‘The Lion King Jr.’: Short, But Sweet


Alana DeRose

Simba (Jaden Smith) and Nala (Jazmin Rhodes) standing on top of pride rock after defeating Scar (Ronald Gerring)

Alana DeRose, Staff Writer

Through Nov. 17-19, H-F Theater showcased their new musical “The Lion King Jr.” directed by fine arts teacher J.R. Willard-Rose, to a sold out audience and great success. 

This musical was a reenactment of the 1994 Disney cartoon ‘The Lion King’, packed with all of the movie’s beloved songs. This and the spirit of the play made it great….but the crazy dramatic effects of rocks shooting from the ground were sadly not a possibility in this remake. 

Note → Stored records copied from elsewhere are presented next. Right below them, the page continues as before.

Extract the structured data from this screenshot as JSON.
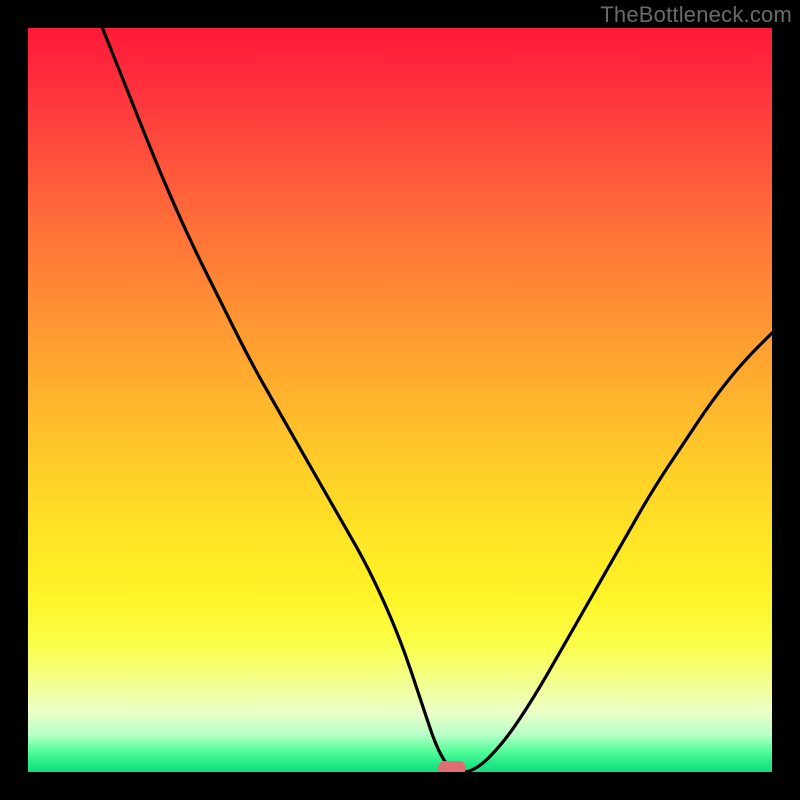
{
  "watermark": "TheBottleneck.com",
  "chart_data": {
    "type": "line",
    "title": "",
    "xlabel": "",
    "ylabel": "",
    "xlim": [
      0,
      100
    ],
    "ylim": [
      0,
      100
    ],
    "series": [
      {
        "name": "curve",
        "x": [
          10,
          14,
          18,
          22,
          26,
          30,
          34,
          38,
          42,
          46,
          50,
          53,
          55,
          57,
          60,
          64,
          68,
          72,
          76,
          80,
          84,
          88,
          92,
          96,
          100
        ],
        "values": [
          100,
          90,
          80,
          71,
          63,
          55,
          48,
          41,
          34,
          27,
          18,
          9,
          3,
          0,
          0,
          4,
          10,
          17,
          24,
          31,
          38,
          44,
          50,
          55,
          59
        ]
      }
    ],
    "marker": {
      "x": 57,
      "y": 0
    },
    "gradient_colors": {
      "top": "#ff1a3a",
      "mid": "#ffd028",
      "bottom": "#17db7b"
    }
  }
}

Part of what makes the cartoon “Lion King” so great is the dramatic effects mixed into every scene, making it 10 times more interesting and moments like Mufasa’s death 10 times sadder. Due to the limitation of the stage the scenes felt shorter than what you would expect if deciding to watch the movie. 

However, despite these uncontrollable flaws, the musical was still wonderfully put together by the Fine Arts Department. 

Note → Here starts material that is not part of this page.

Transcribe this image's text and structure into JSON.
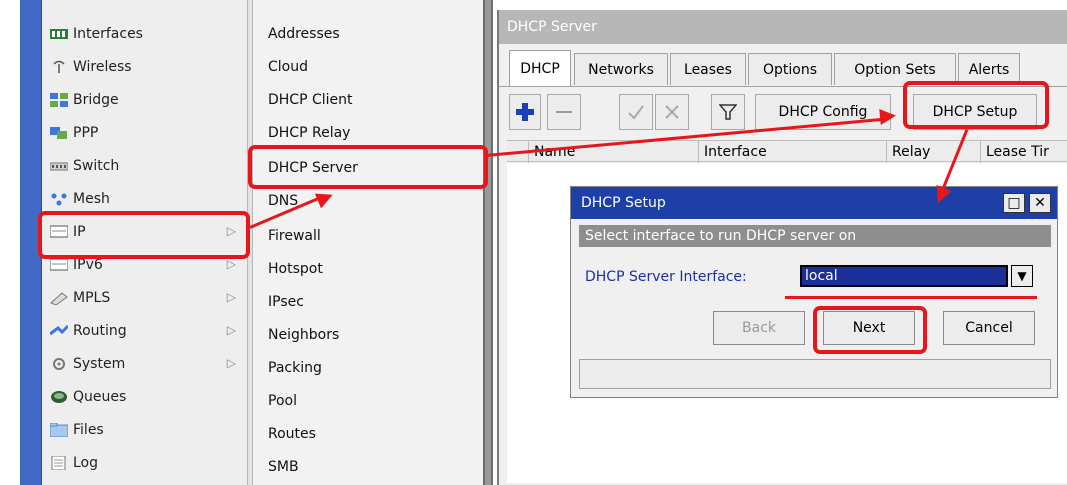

One thing is for sure: I loved the costumes. Imagine: students walking on stilts, dressed as giraffes, intense makeup to bring to life the animal kingdom. 

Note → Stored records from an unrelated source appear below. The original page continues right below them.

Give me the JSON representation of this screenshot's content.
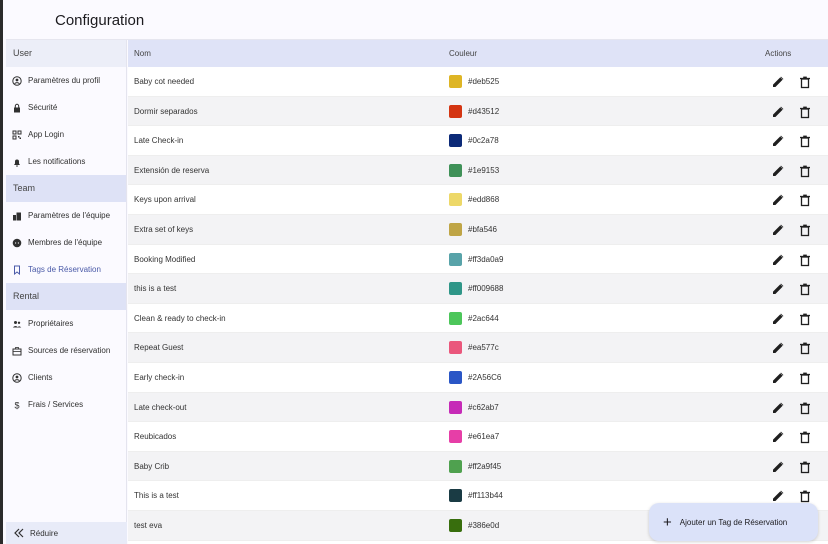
{
  "header": {
    "title": "Configuration"
  },
  "sidebar": {
    "sections": [
      {
        "label": "User",
        "items": [
          {
            "label": "Paramètres du profil",
            "icon": "profile-icon"
          },
          {
            "label": "Sécurité",
            "icon": "lock-icon"
          },
          {
            "label": "App Login",
            "icon": "qr-icon"
          },
          {
            "label": "Les notifications",
            "icon": "bell-icon"
          }
        ]
      },
      {
        "label": "Team",
        "items": [
          {
            "label": "Paramètres de l'équipe",
            "icon": "building-icon"
          },
          {
            "label": "Membres de l'équipe",
            "icon": "face-icon"
          },
          {
            "label": "Tags de Réservation",
            "icon": "bookmark-icon",
            "active": true
          }
        ]
      },
      {
        "label": "Rental",
        "items": [
          {
            "label": "Propriétaires",
            "icon": "people-icon"
          },
          {
            "label": "Sources de réservation",
            "icon": "suitcase-icon"
          },
          {
            "label": "Clients",
            "icon": "person-circle-icon"
          },
          {
            "label": "Frais / Services",
            "icon": "dollar-icon"
          }
        ]
      }
    ],
    "collapse_label": "Réduire"
  },
  "table": {
    "headers": {
      "name": "Nom",
      "color": "Couleur",
      "actions": "Actions"
    },
    "rows": [
      {
        "name": "Baby cot needed",
        "hex": "#deb525",
        "color": "#deb525"
      },
      {
        "name": "Dormir separados",
        "hex": "#d43512",
        "color": "#d43512"
      },
      {
        "name": "Late Check-in",
        "hex": "#0c2a78",
        "color": "#0c2a78"
      },
      {
        "name": "Extensión de reserva",
        "hex": "#1e9153",
        "color": "#3f9158"
      },
      {
        "name": "Keys upon arrival",
        "hex": "#edd868",
        "color": "#edd868"
      },
      {
        "name": "Extra set of keys",
        "hex": "#bfa546",
        "color": "#bfa546"
      },
      {
        "name": "Booking Modified",
        "hex": "#ff3da0a9",
        "color": "#58a3a9"
      },
      {
        "name": "this is a test",
        "hex": "#ff009688",
        "color": "#2f9688"
      },
      {
        "name": "Clean & ready to check-in",
        "hex": "#2ac644",
        "color": "#4cc65a"
      },
      {
        "name": "Repeat Guest",
        "hex": "#ea577c",
        "color": "#ea577c"
      },
      {
        "name": "Early check-in",
        "hex": "#2A56C6",
        "color": "#2a56c6"
      },
      {
        "name": "Late check-out",
        "hex": "#c62ab7",
        "color": "#c62ab7"
      },
      {
        "name": "Reubicados",
        "hex": "#e61ea7",
        "color": "#e63ea7"
      },
      {
        "name": "Baby Crib",
        "hex": "#ff2a9f45",
        "color": "#4fa14f"
      },
      {
        "name": "This is a test",
        "hex": "#ff113b44",
        "color": "#1a3b44"
      },
      {
        "name": "test eva",
        "hex": "#386e0d",
        "color": "#386e0d"
      }
    ]
  },
  "fab": {
    "label": "Ajouter un Tag de Réservation"
  }
}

What amazed me the most was that the giraffes were walking around on stilts. I never expected that much detail just on costumes to come from a high school play, but nonetheless this is H-F we’re talking about and they don’t hold back when it comes to their theater performances. 

Another cool thing about the performance is how the actors didn’t limit their performance to the stage, but also used the audience to carry out their performance, too. In the beginning of the musical cast members dressed up as doves and gazelles came down the aisles as they made their way to the stage. 

The musical starts off just like the movie, with the introduction of baby Simba, with ‘The Circle of Life’ playing in the background. 

This scene was absolutely amazing. The scene was packed with actors playing animals, while Sophomore, Charisma Boler, who portrayed Rafiki, made the piece come to life with her singing. 

After a well deserved round of applause and quick scene change, the audience was introduced to the other main characters, which included: Scar who was perfectly portrayed by sophomore Ronald Gerring sophomore, Zazu who was portrayed by sophomore Madison Vitolka, Mufasa played by sophomore Cayden Speerbecker, young Simba played by freshman Gabriel McKinney and young Nala portrayed by freshman Stella Hoyt

In this collection of scenes we see Scar’s infamous manipulation, Simba’s extreme curiosity, Zazu’s nagging, Mufasa’s unexplainable nobleness, Nala and Simba’s great friendship and one of the best songs in the movie, ‘I Just Can’t Wait To Be King’

The way McKinney and Hoyt’s voices harmonized during this scene was amazing and really gave life to the piece along with the dancing by the ensemble. 

We then move on and are introduced to the three hyenas Shenzi (sophomore Emma Leak), Banzai (Harmoni McKinney) and Ed (freshman Tessa O’Keefe). 

This is one of the many moments in the movie where the dramatic effects truly defined the song and not the singing itself. Nothing was wrong with ‘Be Prepared’ other than that it felt too short.

Another scene that missed the dramatic effect was Mufasa’s death. The set was set up at the rear of the stage so I really couldn’t see what was happening. However, there was an animated backdrop of the wildebeests running which was pretty cool. 

In the next couple scenes, we’re introduced to the best characters in the Lion King, Timon (junior Sullivan Matthys) and Pumbaa (freshman Bryce Stewart) and their iconic song ‘Hakuna Matata’

I was dancing in my seat to the music; this was truly one of the best songs in the production. We also get to see the transition from Simba as a kid to an adult. The audience saw the transformation of Simba through a change of actors: from a young Simba played by McKinney to an adult played by senior Jaden Smith 

The next scene was brief, leading up to the introduction of adult Nala (sophomore Jazmin Rhodes) and the song ‘Can You Feel The Love Tonight’

I honestly don’t remember too much about this scene as I was too entranced by the song itself. The singing by both Rhodes and Smith were amazing and gave life to the theater. 

During the last bit of the musical, the performance expanded beyond the stage. Scenes such as Simba running back to Pride Rock and Scar running away from the hyenas used the audience as their stage, making the musical more lively. 

All in all, from the costumes, to the singing, the performance was amazing, and I can’t wait to see another H-F Theater production.